=== YOUR INSTRUCTIONS ===
Could you copy every record below exactly as it stands?

%%

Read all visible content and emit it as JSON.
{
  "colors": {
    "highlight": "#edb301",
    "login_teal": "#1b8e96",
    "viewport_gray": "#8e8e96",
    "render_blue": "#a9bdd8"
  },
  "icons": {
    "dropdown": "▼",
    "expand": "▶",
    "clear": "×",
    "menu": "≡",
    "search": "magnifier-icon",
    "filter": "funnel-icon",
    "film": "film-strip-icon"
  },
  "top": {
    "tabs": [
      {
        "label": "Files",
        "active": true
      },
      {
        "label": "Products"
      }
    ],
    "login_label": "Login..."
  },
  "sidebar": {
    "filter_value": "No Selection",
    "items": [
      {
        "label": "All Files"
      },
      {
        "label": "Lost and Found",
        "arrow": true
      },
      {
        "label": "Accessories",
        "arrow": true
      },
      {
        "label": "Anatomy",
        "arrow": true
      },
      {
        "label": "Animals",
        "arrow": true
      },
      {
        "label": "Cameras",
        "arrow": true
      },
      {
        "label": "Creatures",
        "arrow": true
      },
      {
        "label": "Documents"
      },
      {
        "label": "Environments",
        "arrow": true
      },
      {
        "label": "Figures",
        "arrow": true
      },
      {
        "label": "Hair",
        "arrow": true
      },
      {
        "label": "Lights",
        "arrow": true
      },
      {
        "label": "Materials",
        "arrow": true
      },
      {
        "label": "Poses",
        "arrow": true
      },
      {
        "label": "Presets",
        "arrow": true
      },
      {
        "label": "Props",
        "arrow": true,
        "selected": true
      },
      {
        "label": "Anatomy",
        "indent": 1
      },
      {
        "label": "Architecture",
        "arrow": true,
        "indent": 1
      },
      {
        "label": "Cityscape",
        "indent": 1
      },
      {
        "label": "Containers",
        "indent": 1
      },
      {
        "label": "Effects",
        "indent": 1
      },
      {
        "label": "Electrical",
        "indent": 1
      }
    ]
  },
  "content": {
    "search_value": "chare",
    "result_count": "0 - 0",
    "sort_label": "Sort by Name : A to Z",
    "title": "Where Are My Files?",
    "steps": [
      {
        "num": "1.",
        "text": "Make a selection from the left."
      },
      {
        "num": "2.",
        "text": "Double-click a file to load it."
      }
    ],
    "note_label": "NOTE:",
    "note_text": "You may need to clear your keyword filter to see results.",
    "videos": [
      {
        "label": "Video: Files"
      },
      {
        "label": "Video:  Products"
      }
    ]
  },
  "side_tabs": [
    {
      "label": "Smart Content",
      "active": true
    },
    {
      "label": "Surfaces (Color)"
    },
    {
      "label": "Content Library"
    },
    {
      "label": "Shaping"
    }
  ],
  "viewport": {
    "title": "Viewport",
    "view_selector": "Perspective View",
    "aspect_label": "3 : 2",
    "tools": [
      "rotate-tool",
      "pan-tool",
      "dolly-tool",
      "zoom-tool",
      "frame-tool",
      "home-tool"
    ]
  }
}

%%

=== THE ANSWER ===
Read all visible content and emit it as JSON.
{
  "colors": {
    "highlight": "#edb301",
    "login_teal": "#1b8e96",
    "viewport_gray": "#8e8e96",
    "render_blue": "#a9bdd8"
  },
  "icons": {
    "dropdown": "▼",
    "expand": "▶",
    "clear": "×",
    "menu": "≡",
    "search": "magnifier-icon",
    "filter": "funnel-icon",
    "film": "film-strip-icon"
  },
  "top": {
    "tabs": [
      {
        "label": "Files",
        "active": true
      },
      {
        "label": "Products"
      }
    ],
    "login_label": "Login..."
  },
  "sidebar": {
    "filter_value": "No Selection",
    "items": [
      {
        "label": "All Files"
      },
      {
        "label": "Lost and Found",
        "arrow": true
      },
      {
        "label": "Accessories",
        "arrow": true
      },
      {
        "label": "Anatomy",
        "arrow": true
      },
      {
        "label": "Animals",
        "arrow": true
      },
      {
        "label": "Cameras",
        "arrow": true
      },
      {
        "label": "Creatures",
        "arrow": true
      },
      {
        "label": "Documents"
      },
      {
        "label": "Environments",
        "arrow": true
      },
      {
        "label": "Figures",
        "arrow": true
      },
      {
        "label": "Hair",
        "arrow": true
      },
      {
        "label": "Lights",
        "arrow": true
      },
      {
        "label": "Materials",
        "arrow": true
      },
      {
        "label": "Poses",
        "arrow": true
      },
      {
        "label": "Presets",
        "arrow": true
      },
      {
        "label": "Props",
        "arrow": true,
        "selected": true
      },
      {
        "label": "Anatomy",
        "indent": 1
      },
      {
        "label": "Architecture",
        "arrow": true,
        "indent": 1
      },
      {
        "label": "Cityscape",
        "indent": 1
      },
      {
        "label": "Containers",
        "indent": 1
      },
      {
        "label": "Effects",
        "indent": 1
      },
      {
        "label": "Electrical",
        "indent": 1
      }
    ]
  },
  "content": {
    "search_value": "chare",
    "result_count": "0 - 0",
    "sort_label": "Sort by Name : A to Z",
    "title": "Where Are My Files?",
    "steps": [
      {
        "num": "1.",
        "text": "Make a selection from the left."
      },
      {
        "num": "2.",
        "text": "Double-click a file to load it."
      }
    ],
    "note_label": "NOTE:",
    "note_text": "You may need to clear your keyword filter to see results.",
    "videos": [
      {
        "label": "Video: Files"
      },
      {
        "label": "Video:  Products"
      }
    ]
  },
  "side_tabs": [
    {
      "label": "Smart Content",
      "active": true
    },
    {
      "label": "Surfaces (Color)"
    },
    {
      "label": "Content Library"
    },
    {
      "label": "Shaping"
    }
  ],
  "viewport": {
    "title": "Viewport",
    "view_selector": "Perspective View",
    "aspect_label": "3 : 2",
    "tools": [
      "rotate-tool",
      "pan-tool",
      "dolly-tool",
      "zoom-tool",
      "frame-tool",
      "home-tool"
    ]
  }
}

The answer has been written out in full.